*Your assignment:*
For this exercise, please find the lines in the entries that include the word "with" and copy them.

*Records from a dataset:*
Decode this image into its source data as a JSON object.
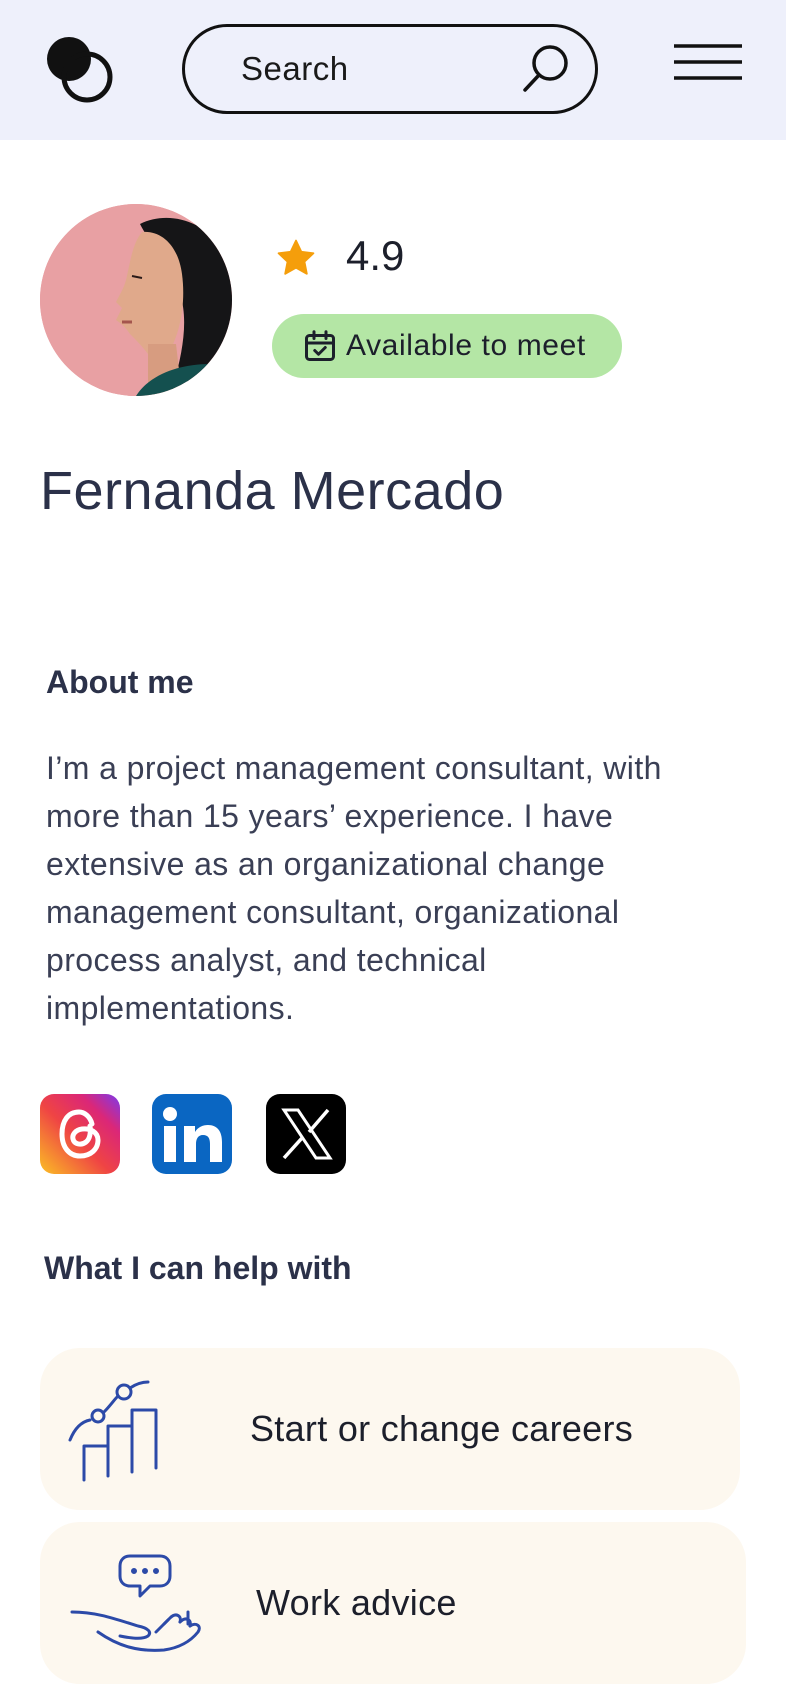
{
  "header": {
    "search": {
      "placeholder": "Search"
    }
  },
  "profile": {
    "rating": "4.9",
    "availability": "Available to meet",
    "name": "Fernanda Mercado"
  },
  "about": {
    "heading": "About me",
    "text": "I’m a project management consultant, with more than 15 years’ experience. I have extensive as an organizational change management consultant, organizational process analyst, and technical implementations."
  },
  "social": {
    "icons": [
      "threads-icon",
      "linkedin-icon",
      "x-icon"
    ],
    "linkedin_text": "in"
  },
  "help": {
    "heading": "What I can help with",
    "items": [
      {
        "label": "Start or change careers",
        "icon": "career-steps-icon"
      },
      {
        "label": "Work advice",
        "icon": "hand-chat-icon"
      }
    ]
  },
  "colors": {
    "header_bg": "#eef0fb",
    "badge_bg": "#b4e6a5",
    "star": "#f59e0b",
    "card_bg": "#fdf8ef",
    "text_dark": "#2b3149",
    "icon_blue": "#2c4aa8"
  }
}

*Response for this exercise:*
    "text": "I’m a project management consultant, with more than 15 years’ experience. I have extensive as an organizational change management consultant, organizational process analyst, and technical implementations."
    "heading": "What I can help with",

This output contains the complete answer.